Many companies offer credit cards with low introductory rates in order to attract new customers. These cards are ideal for people who are planning a major purchase in the next few months and want to spread the payments out. An introductory rate is usually offered for the initial billing cycle of the credit card. The federal Credit CARD Act of 2009 requires credit card low introductory rates to last at least six months.
How Introductory Rates Work
Understanding how to use credit card low introductory rates helps you save money. Increasingly more companies offer customers very low rates for a limited period of time in order to tempt them into owning one of their cards. Depending on the offer, you can save money on interest for trips, large purchases, or balance transfers.
High interest rates are a turnoff for customers. Credit card issuers began to notice this, so they’ve started to offer low introductory rates on purchases for six months to one year. The annual percentage rate goes back to normal when the time expires. During this period, your repayments are significantly lower, which allows you to save money on your loan. Some companies offer introductory rates for up to three years.
Taking advantage of low introductory rates is a great way to save on interest. Some credit card companies offer introductory rates as low as zero percent. This offer may apply to balance transfers or purchases, but it doesn’t always apply to both. If you want to take full advantage of introductory rates, you need to make sure that the offer extends to balance transfers. It is important to understand how long the offer lasts before you decide to sign up for the agreement.
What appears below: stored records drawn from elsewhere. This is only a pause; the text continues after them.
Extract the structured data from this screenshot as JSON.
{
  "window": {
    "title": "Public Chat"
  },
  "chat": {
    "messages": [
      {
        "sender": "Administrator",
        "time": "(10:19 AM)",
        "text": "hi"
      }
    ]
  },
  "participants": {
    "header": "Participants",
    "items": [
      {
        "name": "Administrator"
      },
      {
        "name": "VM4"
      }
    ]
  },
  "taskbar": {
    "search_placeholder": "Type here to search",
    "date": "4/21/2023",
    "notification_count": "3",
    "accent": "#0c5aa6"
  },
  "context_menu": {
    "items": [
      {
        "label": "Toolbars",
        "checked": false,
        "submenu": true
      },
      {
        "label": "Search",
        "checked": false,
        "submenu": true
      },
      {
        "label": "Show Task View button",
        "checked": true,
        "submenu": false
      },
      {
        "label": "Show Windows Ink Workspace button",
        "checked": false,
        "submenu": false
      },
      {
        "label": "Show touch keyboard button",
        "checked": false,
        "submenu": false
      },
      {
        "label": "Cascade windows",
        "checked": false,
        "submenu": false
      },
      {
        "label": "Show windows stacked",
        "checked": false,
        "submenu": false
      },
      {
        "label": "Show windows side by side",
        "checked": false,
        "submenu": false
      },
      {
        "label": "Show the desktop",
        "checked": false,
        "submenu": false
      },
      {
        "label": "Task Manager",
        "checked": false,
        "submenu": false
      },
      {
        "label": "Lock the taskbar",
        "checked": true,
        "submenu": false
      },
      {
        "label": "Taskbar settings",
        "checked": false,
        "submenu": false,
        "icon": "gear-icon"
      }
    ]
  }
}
How to Use Introductory Rates for Maximum Savings
Customers can best take advantage of low introductory rates by paying off the credit card balance before the rate expires. Be careful when comparing credit card offers to make sure you understand the time frame for when the rate is available and any fees associated with the card. Pay attention to the terms of the offer. Introductory rates are dependent upon the cardholder abiding by the fine print on their contract. If you miss a payment or go over your card limit, the credit card issuer may remove the introductory rate.
If the rate applies to purchases, use the full time period to buy the things you want without paying interest. Forget about using another card or taking advantage of in-store credit offers. Avoid cash transactions or cash advances because they garner higher interest rates than balance transfers or purchases.
Customers with good credit can take advantage of low introductory rates by applying for a credit card, transferring their balance from another card to the new card, and then maintaining payments on the card for as long as the offer lasts. Before you apply for low introductory rate credit cards, make sure you have the means to pay on time. Try to determine if having this card for the long term is a good idea. Also, take into account the regular interest rate on the card.